Let’s consider his so-called doubt. We do not hear the story of a stubborn man comfortable with his doubt, or a rationalistic man hamstrung by the logic of their reports. Rather, Thomas is wrestling with the story he has heard and the fact that it was an experience he did not share with his friends. His doubt is not an excuse for unbelief. He doesn’t announce, “Well, you say you saw Jesus, but since I didn’t see him, I choose not to believe you.”
Thomas’ doubt is full of expectation. Thomas wants to see Jesus. He doesn’t simply roll over in bed and sigh, “Oh well, I guess I’m just a skeptic at heart.” Thomas has missed out on being with Jesus and he is the worse for it. Their word is not enough. He’s not accusing them of lying, rather he wants to share in their experience. After all, Jesus showed them his wounds.

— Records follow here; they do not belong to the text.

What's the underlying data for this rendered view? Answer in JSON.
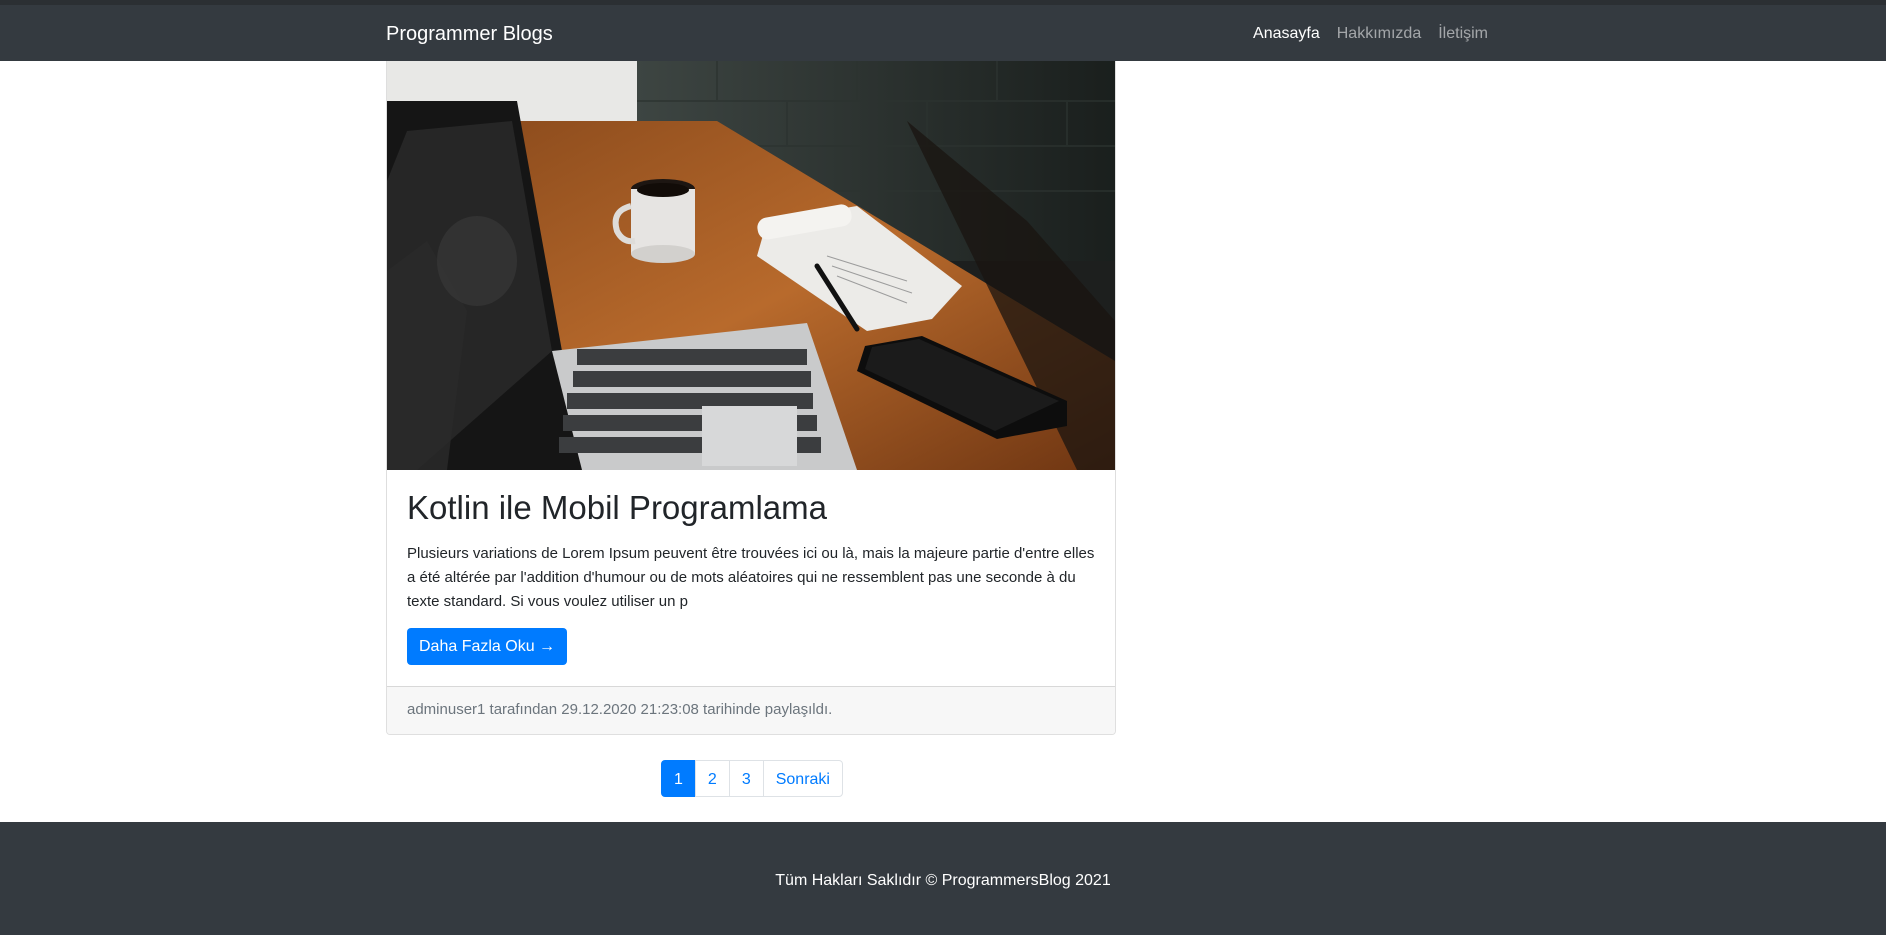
{
  "navbar": {
    "brand": "Programmer Blogs",
    "links": [
      {
        "label": "Anasayfa",
        "active": true
      },
      {
        "label": "Hakkımızda",
        "active": false
      },
      {
        "label": "İletişim",
        "active": false
      }
    ]
  },
  "post": {
    "image": "laptop-coffee-desk-photo",
    "title": "Kotlin ile Mobil Programlama",
    "excerpt": "Plusieurs variations de Lorem Ipsum peuvent être trouvées ici ou là, mais la majeure partie d'entre elles a été altérée par l'addition d'humour ou de mots aléatoires qui ne ressemblent pas une seconde à du texte standard. Si vous voulez utiliser un p",
    "read_more_label": "Daha Fazla Oku →",
    "footer_text": "adminuser1 tarafından 29.12.2020 21:23:08 tarihinde paylaşıldı."
  },
  "pagination": {
    "pages": [
      "1",
      "2",
      "3"
    ],
    "current": "1",
    "next_label": "Sonraki"
  },
  "footer": {
    "text": "Tüm Hakları Saklıdır © ProgrammersBlog 2021"
  },
  "colors": {
    "navbar_bg": "#343a40",
    "primary": "#007bff",
    "card_footer_bg": "#f7f7f7"
  }
}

I hear in this account the story of a man who wants the same chance. His doubt is not a way of life, and he says so. The Greek could also be translated this way, “Until I see the mark of the nails in his hands. Until I put my hand in his side. Until I do these things, Thomas says, I will not believe. Thomas’ doubt is not one of “never,” it is one of “not yet.” Thomas wants to experience the risen Jesus.
Thomas dares to demand more of the Lord than just the rumor of his resurrection. He is a man of unrealized faith. Thomas doesn’t want a second-hand faith. If faith is based in relationship, I hear in Thomas’ doubt the cry of one who has found himself isolated, left out. He was one of the twelve, this group of men with such an intimate relationship with Jesus. He had seen the miracles. Thomas had been at the Last Supper. Jesus has washed his feet. Because of that relationship and those experiences, Thomas is demanding more.
Thomas’ demand is not hopeless, it is full of expectation. Thomas has not shut his eyes to the truth. Instead, Thomas is in the dark with his eyes wide open.
Then we hear of this encounter with Jesus. The Gospel reports, “Thomas was with them.” I bet he was! He wasn’t going to miss another chance to experience the risen Lord. Jesus wishes them all peace, but to Thomas he says, “Touch me.”
Now, just last week we heard something different from Jesus’ lips. He said to Mary Magdalene outside the tomb, “Don’t touch me.” But to Thomas, whose heart longed for this encounter, Jesus offered his body as tangible proof. I’m real Thomas! I’m alive!
Then Jesus speaks to us. Well, not us, per se, but that original audience who heard John’s accounts of the risen Christ. “Blessed are you who have not seen and yet believe.”
It is in that moment that we who identify with Thomas, we who so long to experience the risen Lord as tangibly as the disciples had, it is there that we findour place in the story. Jesus has not appeared to us or offered us hands-on proof, and yet our hunger for that experience drives us not to doubt but to faith.
Yesterday we celebrated the life of Sally Mackie. Her life was clearly one of faith, the kind of faith described in this reading from I Peter. Though she had not seen her savior, she loved him. And her faith moved her feet!
We all live in this paradoxical moment of the now and not yet, living by faith, not sight, and yet hoping for the day when we will see our savior, and with Thomas, hear those words we so long for from him, “Touch me!”
All we have are the rumors, “The Lord is Risen!” Our parents and those communities of believers that raised us have told us since our earliest days, “Jesus is not dead. He’s alive.” The question is left open for us — will we who have not seen yet believe? Let us live our lives then, with Thomas as our model, not in stubborn doubt, but in hopeful expectation, in hungry anticipation of meeting the risen Lord. Amen.